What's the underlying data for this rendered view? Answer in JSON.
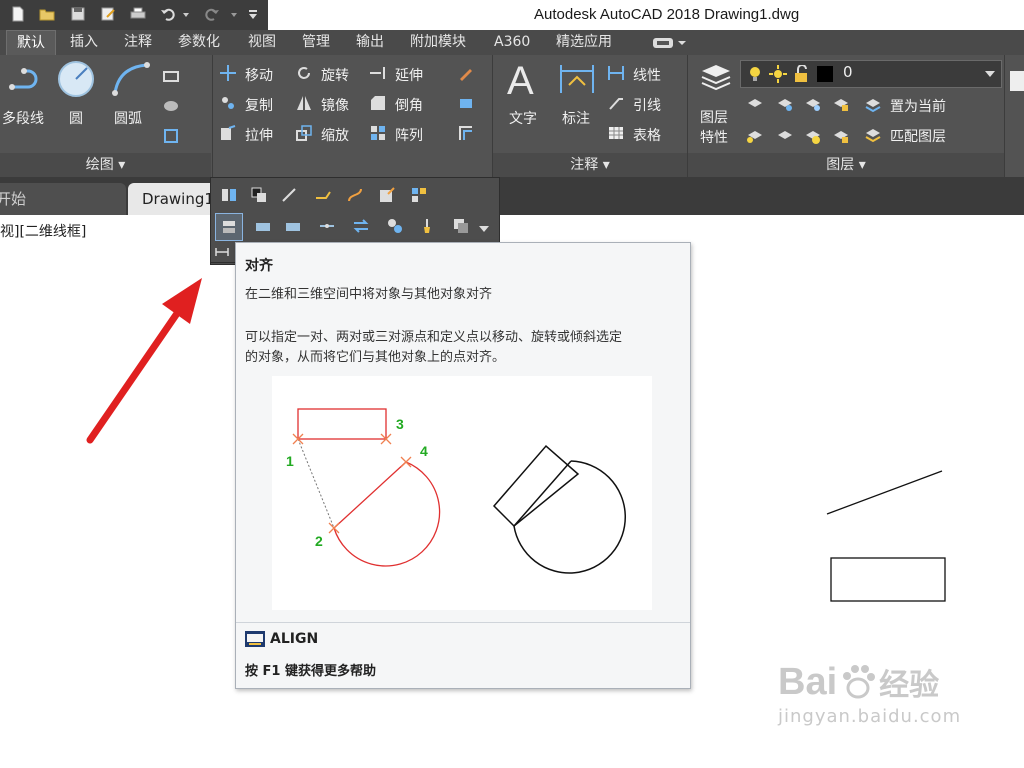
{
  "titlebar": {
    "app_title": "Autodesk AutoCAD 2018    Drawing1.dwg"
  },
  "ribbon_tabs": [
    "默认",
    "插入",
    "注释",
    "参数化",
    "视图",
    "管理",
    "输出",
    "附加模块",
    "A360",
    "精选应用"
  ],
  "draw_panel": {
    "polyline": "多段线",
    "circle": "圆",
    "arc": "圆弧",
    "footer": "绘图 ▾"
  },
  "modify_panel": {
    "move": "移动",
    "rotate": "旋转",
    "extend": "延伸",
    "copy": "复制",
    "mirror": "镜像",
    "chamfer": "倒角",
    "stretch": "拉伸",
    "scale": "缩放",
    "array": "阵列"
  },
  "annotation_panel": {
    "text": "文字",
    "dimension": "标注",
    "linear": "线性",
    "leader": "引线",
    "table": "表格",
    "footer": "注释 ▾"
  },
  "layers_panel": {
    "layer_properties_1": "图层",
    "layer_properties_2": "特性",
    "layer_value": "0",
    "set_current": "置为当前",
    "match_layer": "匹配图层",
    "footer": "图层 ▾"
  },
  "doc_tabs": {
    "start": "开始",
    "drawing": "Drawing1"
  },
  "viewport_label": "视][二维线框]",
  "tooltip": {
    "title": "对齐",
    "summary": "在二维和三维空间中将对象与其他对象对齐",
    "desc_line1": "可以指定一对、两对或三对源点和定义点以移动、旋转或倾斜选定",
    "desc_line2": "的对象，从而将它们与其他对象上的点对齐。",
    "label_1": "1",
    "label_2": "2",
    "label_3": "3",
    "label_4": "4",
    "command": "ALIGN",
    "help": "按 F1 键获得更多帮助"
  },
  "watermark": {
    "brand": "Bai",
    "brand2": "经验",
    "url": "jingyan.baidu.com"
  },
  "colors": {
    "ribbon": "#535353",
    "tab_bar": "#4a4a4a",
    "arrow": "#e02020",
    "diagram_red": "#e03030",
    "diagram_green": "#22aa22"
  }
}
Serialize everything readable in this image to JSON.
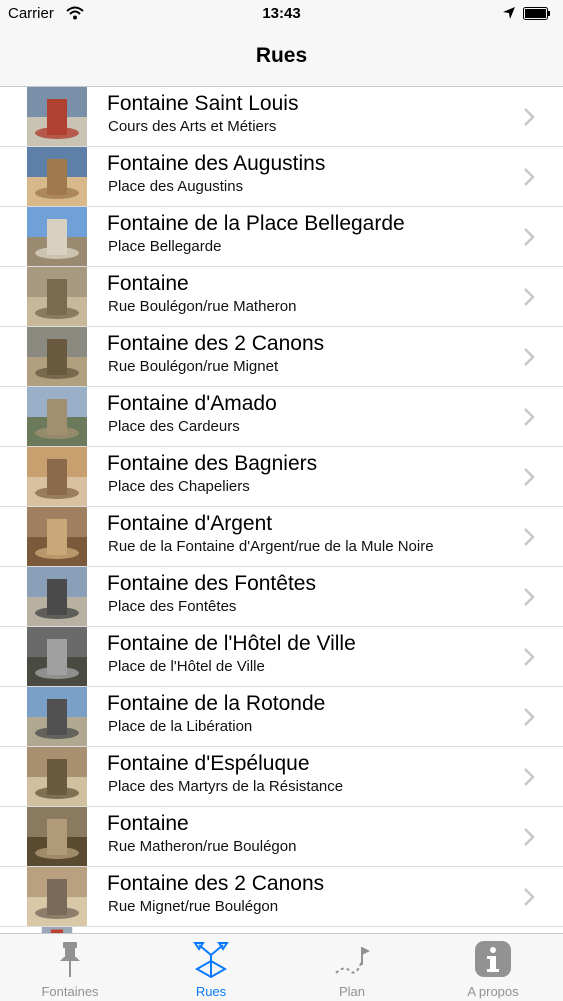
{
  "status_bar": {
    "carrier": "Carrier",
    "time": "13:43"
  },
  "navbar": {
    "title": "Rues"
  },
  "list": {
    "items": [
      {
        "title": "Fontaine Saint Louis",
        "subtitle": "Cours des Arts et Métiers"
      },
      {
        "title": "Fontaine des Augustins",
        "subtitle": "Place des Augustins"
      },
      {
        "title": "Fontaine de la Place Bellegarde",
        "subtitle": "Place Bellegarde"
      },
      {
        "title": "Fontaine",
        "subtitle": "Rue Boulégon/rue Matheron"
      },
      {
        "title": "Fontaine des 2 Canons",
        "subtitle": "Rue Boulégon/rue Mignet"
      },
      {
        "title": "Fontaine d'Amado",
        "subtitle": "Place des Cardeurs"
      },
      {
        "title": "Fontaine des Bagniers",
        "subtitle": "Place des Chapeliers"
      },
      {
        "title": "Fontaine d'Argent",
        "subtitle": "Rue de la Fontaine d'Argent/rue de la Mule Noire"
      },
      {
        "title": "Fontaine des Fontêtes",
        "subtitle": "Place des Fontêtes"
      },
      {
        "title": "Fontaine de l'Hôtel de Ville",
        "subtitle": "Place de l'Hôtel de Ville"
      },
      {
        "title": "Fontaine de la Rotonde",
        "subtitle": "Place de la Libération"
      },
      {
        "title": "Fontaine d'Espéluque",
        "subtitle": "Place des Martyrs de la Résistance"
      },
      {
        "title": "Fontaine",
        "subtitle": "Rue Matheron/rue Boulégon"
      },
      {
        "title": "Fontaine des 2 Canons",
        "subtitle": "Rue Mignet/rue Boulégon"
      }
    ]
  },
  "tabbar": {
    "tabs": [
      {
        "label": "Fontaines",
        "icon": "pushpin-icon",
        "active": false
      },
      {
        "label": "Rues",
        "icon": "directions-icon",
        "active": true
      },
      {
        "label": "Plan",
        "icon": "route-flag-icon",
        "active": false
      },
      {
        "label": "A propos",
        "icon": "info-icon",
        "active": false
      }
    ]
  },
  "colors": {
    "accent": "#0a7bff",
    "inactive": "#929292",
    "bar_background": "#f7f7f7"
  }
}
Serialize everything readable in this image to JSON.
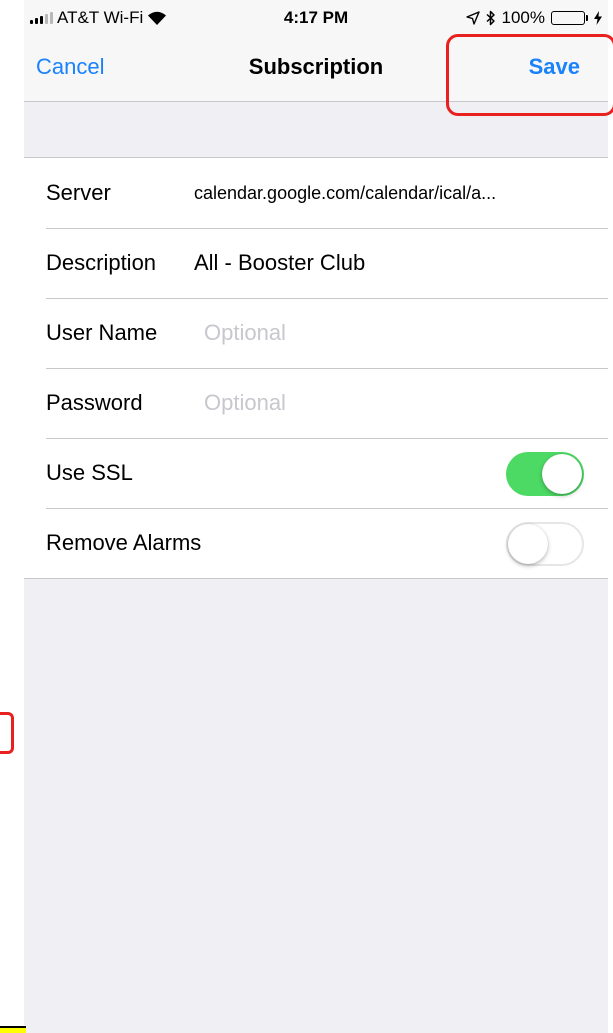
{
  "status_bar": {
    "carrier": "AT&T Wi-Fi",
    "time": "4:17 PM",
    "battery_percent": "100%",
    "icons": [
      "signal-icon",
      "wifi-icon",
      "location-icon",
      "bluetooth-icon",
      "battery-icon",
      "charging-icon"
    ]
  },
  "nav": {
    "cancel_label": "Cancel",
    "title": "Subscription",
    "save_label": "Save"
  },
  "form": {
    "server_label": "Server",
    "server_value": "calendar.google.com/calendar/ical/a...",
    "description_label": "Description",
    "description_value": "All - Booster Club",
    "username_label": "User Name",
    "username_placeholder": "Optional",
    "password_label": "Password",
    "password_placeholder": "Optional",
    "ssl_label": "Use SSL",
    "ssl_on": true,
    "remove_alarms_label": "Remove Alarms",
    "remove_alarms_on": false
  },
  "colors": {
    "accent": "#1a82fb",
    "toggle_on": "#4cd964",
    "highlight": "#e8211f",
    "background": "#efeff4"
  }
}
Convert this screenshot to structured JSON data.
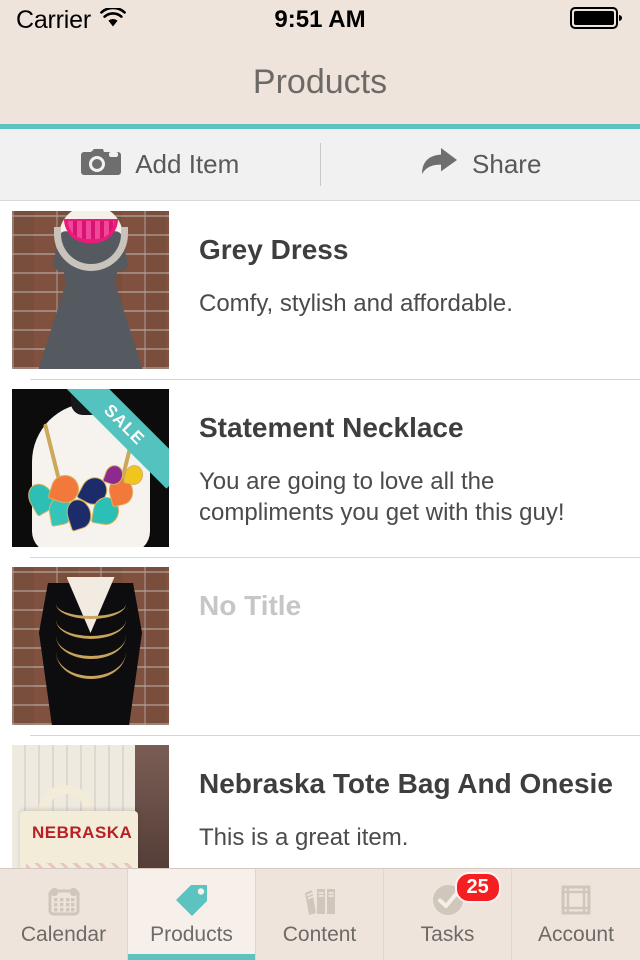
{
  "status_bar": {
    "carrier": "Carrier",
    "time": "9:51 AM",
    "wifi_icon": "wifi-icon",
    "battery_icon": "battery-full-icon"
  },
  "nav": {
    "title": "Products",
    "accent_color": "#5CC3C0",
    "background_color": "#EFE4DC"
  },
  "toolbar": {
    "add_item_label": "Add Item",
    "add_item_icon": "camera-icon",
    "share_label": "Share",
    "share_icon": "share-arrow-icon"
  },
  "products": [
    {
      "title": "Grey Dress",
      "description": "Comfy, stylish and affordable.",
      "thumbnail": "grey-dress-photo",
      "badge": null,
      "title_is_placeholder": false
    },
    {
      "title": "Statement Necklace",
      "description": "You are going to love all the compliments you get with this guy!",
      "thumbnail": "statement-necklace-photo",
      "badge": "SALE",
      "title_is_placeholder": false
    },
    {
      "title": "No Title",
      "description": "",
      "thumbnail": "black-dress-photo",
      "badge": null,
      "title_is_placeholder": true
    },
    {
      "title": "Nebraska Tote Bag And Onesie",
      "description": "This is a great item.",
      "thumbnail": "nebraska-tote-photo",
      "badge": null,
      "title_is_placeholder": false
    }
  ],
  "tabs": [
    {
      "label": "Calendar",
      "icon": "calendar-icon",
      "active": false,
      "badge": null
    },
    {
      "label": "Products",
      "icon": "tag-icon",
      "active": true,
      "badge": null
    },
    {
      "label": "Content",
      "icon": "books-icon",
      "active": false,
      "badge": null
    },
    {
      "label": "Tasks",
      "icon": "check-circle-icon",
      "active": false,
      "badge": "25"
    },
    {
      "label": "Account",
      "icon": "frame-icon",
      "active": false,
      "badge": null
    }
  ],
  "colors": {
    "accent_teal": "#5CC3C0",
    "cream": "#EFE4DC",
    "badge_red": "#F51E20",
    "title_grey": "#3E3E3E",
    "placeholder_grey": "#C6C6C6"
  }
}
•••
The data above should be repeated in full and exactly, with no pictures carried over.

§ Result of this exercise
What's the underlying data for this rendered view? Answer in JSON.
{
  "titlebar": {
    "app_title": "Autodesk AutoCAD 2018    Drawing1.dwg"
  },
  "ribbon_tabs": [
    "默认",
    "插入",
    "注释",
    "参数化",
    "视图",
    "管理",
    "输出",
    "附加模块",
    "A360",
    "精选应用"
  ],
  "draw_panel": {
    "polyline": "多段线",
    "circle": "圆",
    "arc": "圆弧",
    "footer": "绘图 ▾"
  },
  "modify_panel": {
    "move": "移动",
    "rotate": "旋转",
    "extend": "延伸",
    "copy": "复制",
    "mirror": "镜像",
    "chamfer": "倒角",
    "stretch": "拉伸",
    "scale": "缩放",
    "array": "阵列"
  },
  "annotation_panel": {
    "text": "文字",
    "dimension": "标注",
    "linear": "线性",
    "leader": "引线",
    "table": "表格",
    "footer": "注释 ▾"
  },
  "layers_panel": {
    "layer_properties_1": "图层",
    "layer_properties_2": "特性",
    "layer_value": "0",
    "set_current": "置为当前",
    "match_layer": "匹配图层",
    "footer": "图层 ▾"
  },
  "doc_tabs": {
    "start": "开始",
    "drawing": "Drawing1"
  },
  "viewport_label": "视][二维线框]",
  "tooltip": {
    "title": "对齐",
    "summary": "在二维和三维空间中将对象与其他对象对齐",
    "desc_line1": "可以指定一对、两对或三对源点和定义点以移动、旋转或倾斜选定",
    "desc_line2": "的对象，从而将它们与其他对象上的点对齐。",
    "label_1": "1",
    "label_2": "2",
    "label_3": "3",
    "label_4": "4",
    "command": "ALIGN",
    "help": "按 F1 键获得更多帮助"
  },
  "watermark": {
    "brand": "Bai",
    "brand2": "经验",
    "url": "jingyan.baidu.com"
  },
  "colors": {
    "ribbon": "#535353",
    "tab_bar": "#4a4a4a",
    "arrow": "#e02020",
    "diagram_red": "#e03030",
    "diagram_green": "#22aa22"
  }
}
Serialize everything readable in this image to JSON.
{
  "status_bar": {
    "carrier": "Carrier",
    "time": "13:43"
  },
  "navbar": {
    "title": "Rues"
  },
  "list": {
    "items": [
      {
        "title": "Fontaine Saint Louis",
        "subtitle": "Cours des Arts et Métiers"
      },
      {
        "title": "Fontaine des Augustins",
        "subtitle": "Place des Augustins"
      },
      {
        "title": "Fontaine de la Place Bellegarde",
        "subtitle": "Place Bellegarde"
      },
      {
        "title": "Fontaine",
        "subtitle": "Rue Boulégon/rue Matheron"
      },
      {
        "title": "Fontaine des 2 Canons",
        "subtitle": "Rue Boulégon/rue Mignet"
      },
      {
        "title": "Fontaine d'Amado",
        "subtitle": "Place des Cardeurs"
      },
      {
        "title": "Fontaine des Bagniers",
        "subtitle": "Place des Chapeliers"
      },
      {
        "title": "Fontaine d'Argent",
        "subtitle": "Rue de la Fontaine d'Argent/rue de la Mule Noire"
      },
      {
        "title": "Fontaine des Fontêtes",
        "subtitle": "Place des Fontêtes"
      },
      {
        "title": "Fontaine de l'Hôtel de Ville",
        "subtitle": "Place de l'Hôtel de Ville"
      },
      {
        "title": "Fontaine de la Rotonde",
        "subtitle": "Place de la Libération"
      },
      {
        "title": "Fontaine d'Espéluque",
        "subtitle": "Place des Martyrs de la Résistance"
      },
      {
        "title": "Fontaine",
        "subtitle": "Rue Matheron/rue Boulégon"
      },
      {
        "title": "Fontaine des 2 Canons",
        "subtitle": "Rue Mignet/rue Boulégon"
      }
    ]
  },
  "tabbar": {
    "tabs": [
      {
        "label": "Fontaines",
        "icon": "pushpin-icon",
        "active": false
      },
      {
        "label": "Rues",
        "icon": "directions-icon",
        "active": true
      },
      {
        "label": "Plan",
        "icon": "route-flag-icon",
        "active": false
      },
      {
        "label": "A propos",
        "icon": "info-icon",
        "active": false
      }
    ]
  },
  "colors": {
    "accent": "#0a7bff",
    "inactive": "#929292",
    "bar_background": "#f7f7f7"
  }
}
Serialize everything readable in this image to JSON.
{
  "status_bar": {
    "carrier": "AT&T Wi-Fi",
    "time": "4:17 PM",
    "battery_percent": "100%",
    "icons": [
      "signal-icon",
      "wifi-icon",
      "location-icon",
      "bluetooth-icon",
      "battery-icon",
      "charging-icon"
    ]
  },
  "nav": {
    "cancel_label": "Cancel",
    "title": "Subscription",
    "save_label": "Save"
  },
  "form": {
    "server_label": "Server",
    "server_value": "calendar.google.com/calendar/ical/a...",
    "description_label": "Description",
    "description_value": "All - Booster Club",
    "username_label": "User Name",
    "username_placeholder": "Optional",
    "password_label": "Password",
    "password_placeholder": "Optional",
    "ssl_label": "Use SSL",
    "ssl_on": true,
    "remove_alarms_label": "Remove Alarms",
    "remove_alarms_on": false
  },
  "colors": {
    "accent": "#1a82fb",
    "toggle_on": "#4cd964",
    "highlight": "#e8211f",
    "background": "#efeff4"
  }
}
Convert this screenshot to structured JSON data.
{
  "status_bar": {
    "carrier": "Carrier",
    "time": "9:51 AM",
    "wifi_icon": "wifi-icon",
    "battery_icon": "battery-full-icon"
  },
  "nav": {
    "title": "Products",
    "accent_color": "#5CC3C0",
    "background_color": "#EFE4DC"
  },
  "toolbar": {
    "add_item_label": "Add Item",
    "add_item_icon": "camera-icon",
    "share_label": "Share",
    "share_icon": "share-arrow-icon"
  },
  "products": [
    {
      "title": "Grey Dress",
      "description": "Comfy, stylish and affordable.",
      "thumbnail": "grey-dress-photo",
      "badge": null,
      "title_is_placeholder": false
    },
    {
      "title": "Statement Necklace",
      "description": "You are going to love all the compliments you get with this guy!",
      "thumbnail": "statement-necklace-photo",
      "badge": "SALE",
      "title_is_placeholder": false
    },
    {
      "title": "No Title",
      "description": "",
      "thumbnail": "black-dress-photo",
      "badge": null,
      "title_is_placeholder": true
    },
    {
      "title": "Nebraska Tote Bag And Onesie",
      "description": "This is a great item.",
      "thumbnail": "nebraska-tote-photo",
      "badge": null,
      "title_is_placeholder": false
    }
  ],
  "tabs": [
    {
      "label": "Calendar",
      "icon": "calendar-icon",
      "active": false,
      "badge": null
    },
    {
      "label": "Products",
      "icon": "tag-icon",
      "active": true,
      "badge": null
    },
    {
      "label": "Content",
      "icon": "books-icon",
      "active": false,
      "badge": null
    },
    {
      "label": "Tasks",
      "icon": "check-circle-icon",
      "active": false,
      "badge": "25"
    },
    {
      "label": "Account",
      "icon": "frame-icon",
      "active": false,
      "badge": null
    }
  ],
  "colors": {
    "accent_teal": "#5CC3C0",
    "cream": "#EFE4DC",
    "badge_red": "#F51E20",
    "title_grey": "#3E3E3E",
    "placeholder_grey": "#C6C6C6"
  }
}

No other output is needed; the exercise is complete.